March 2012 Brief: Volume 19, Number 8
|Click Here for a pdf verison.|
Iowa Property Tax Reform: A One-Eyed View of Government
by Sven R. Larson, Ph.D.
America is in dire need of lower taxes. Our corporate taxes are punitively high, and even income taxes are taking a heavy toll on families around the country. When combined, federal, state, and local taxes can claim more than half of a person’s income on the margin. But perhaps the biggest problem on the tax front is the property tax. It is a long-lasting cornerstone of American taxation and is as deeply rooted in our way of funding government as the notion of public education, which is not a coincidence since property taxes were an original source of funding schools. Today, though, government has sprawled in all different directions. Local governments are involved in everything from housing to sports arenas and convention centers. They are also taking on more and more responsibilities for spending programs that are jointly funded with states and the federal government. Consequently, their budgets have exploded, and their need for revenues has become insatiable. It is therefore no coincidence that whenever there is talk about tax reform, especially property tax reform, cities and counties get worried. The current efforts to reform property taxes in Iowa are a case in point. From the Des Moines Register:
It is easy to see why Iowa’s local governments are worried. Their spending record is not exactly fiscally conservative. The U.S. Census data for local government spending shows that Iowa’s counties, cities, towns, and school districts expanded their budgets by more than 13 percent in two years, from $12.8 billion in 2007 to $14.5 billion 2009 (latest year available). In fairness, this is less than the 17.8 percent expansion of state government spending in Iowa during that time, but this does not make it easier for taxpayers to keep up with the growth in government.
The people who pay for this government spending spree are, ultimately, Iowa’s families. How many of them saw their income grow 8, 7, or even 6 percent per year in the last years before the Great Recession?

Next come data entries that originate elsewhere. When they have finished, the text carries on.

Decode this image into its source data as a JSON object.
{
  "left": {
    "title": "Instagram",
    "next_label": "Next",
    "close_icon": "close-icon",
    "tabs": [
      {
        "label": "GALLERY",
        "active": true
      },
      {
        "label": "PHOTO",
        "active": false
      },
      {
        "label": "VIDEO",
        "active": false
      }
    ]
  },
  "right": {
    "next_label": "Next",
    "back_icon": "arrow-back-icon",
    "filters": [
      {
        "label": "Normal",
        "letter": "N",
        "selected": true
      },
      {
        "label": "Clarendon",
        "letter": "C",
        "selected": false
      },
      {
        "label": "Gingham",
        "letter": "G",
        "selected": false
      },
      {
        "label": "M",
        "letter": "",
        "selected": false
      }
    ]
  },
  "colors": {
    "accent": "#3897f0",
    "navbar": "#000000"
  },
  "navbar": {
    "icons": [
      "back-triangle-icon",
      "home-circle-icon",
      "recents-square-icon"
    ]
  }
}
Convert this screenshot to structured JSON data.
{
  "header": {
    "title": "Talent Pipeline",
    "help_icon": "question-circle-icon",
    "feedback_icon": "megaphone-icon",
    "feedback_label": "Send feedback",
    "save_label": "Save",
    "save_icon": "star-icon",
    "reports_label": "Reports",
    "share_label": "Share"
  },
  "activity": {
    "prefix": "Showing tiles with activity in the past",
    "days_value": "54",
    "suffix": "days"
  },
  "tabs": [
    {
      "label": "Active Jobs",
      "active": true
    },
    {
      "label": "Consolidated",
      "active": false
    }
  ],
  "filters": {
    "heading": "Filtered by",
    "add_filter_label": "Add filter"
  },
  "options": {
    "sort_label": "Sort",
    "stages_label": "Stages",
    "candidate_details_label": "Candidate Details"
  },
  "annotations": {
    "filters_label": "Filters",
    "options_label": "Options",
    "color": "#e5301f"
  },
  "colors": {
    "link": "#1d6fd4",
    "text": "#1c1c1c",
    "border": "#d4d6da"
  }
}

But questions about who is going to pay for all this government spending seemed to be shoved to the side when (tax-funded) lobbyists for the local governments in the Hawkeye State had their chance to comment on the proposed property tax reform:
On Tuesday, representatives from those groups described their concerns, focusing on the bills’ limitations on municipalities’ ability to raise revenue through property taxes and the uncertain impacts the reforms could have on their budgets. ‘We do see some concepts here that are trying to help cities absorb the loss. …’ League of Cities lobbyist Jessica Harder told the subcommittee. ‘We at least appreciate the movement toward that, although overall we still are opposed to [the] bill because it is a significant revenue cost to cities.’
I am not a state Legislator in Iowa, and maybe that is a good thing for both me and Iowans. But if I were, I would throw a question back at this lobbyist: How about reviewing where all that extra spending went that you took on back in the heydays before the recession?
The laments from the local governments are even more difficult to understand when we take into account the details of the two proposals for tax reform:
Even when the reform leaves the local governments with a nicely padded cushion, they still complain loudly. This is the same exhibition of insatiability, spendoholism, and utter self-centeredness that runs through almost every legislature and almost every government bureaucracy in the country.
There is one major flaw in the proposed tax reform: it is an isolated incident of fiscal conservatism. If the bill was tied to structural reforms that would relieve counties and cities of spending mandates imposed from the state, it would be a lot easier for those local governments to cope with this proposed reform.
Tax reform only works over the long haul when tied to spending reform. The best lesson on this is from California’s classic Proposition 13, which tightened the stream of revenue increases from property taxes without imposing an equally strong cap on the growth in government spending.
Best of luck to the tax cutters in the Iowa state legislature. They have not made their own work easy, but there is still time to correct the errors and get this one right.
Dr. Sven R. Larson is a Research Fellow with Wyoming Liberty Group and a former resident of Iowa. This article was first published in Dr. Larson’s blog, The Liberty Bullhorn, which can be read at http://libertybullhorn.com/.
Permission to reprint or copy in whole or part is granted, provided a version of this credit line is used:"Reprinted by permission from INSTITUTE BRIEF, a publication of Public Interest Institute." The views expressed in this publication are those of the author and not necessarily those of Public Interest Institute. They are brought to you in the interest of a better-informed citizenry.
All of our publications are available for sponsorship. Sponsoring a publication is an excellent way for you to show your support of our efforts to defend liberty and define the proper role of government. For more information, please contact Public Interest Institute at 319-385-3462 or e-mail us at Public.Interest.Institute@LimitedGovernment.org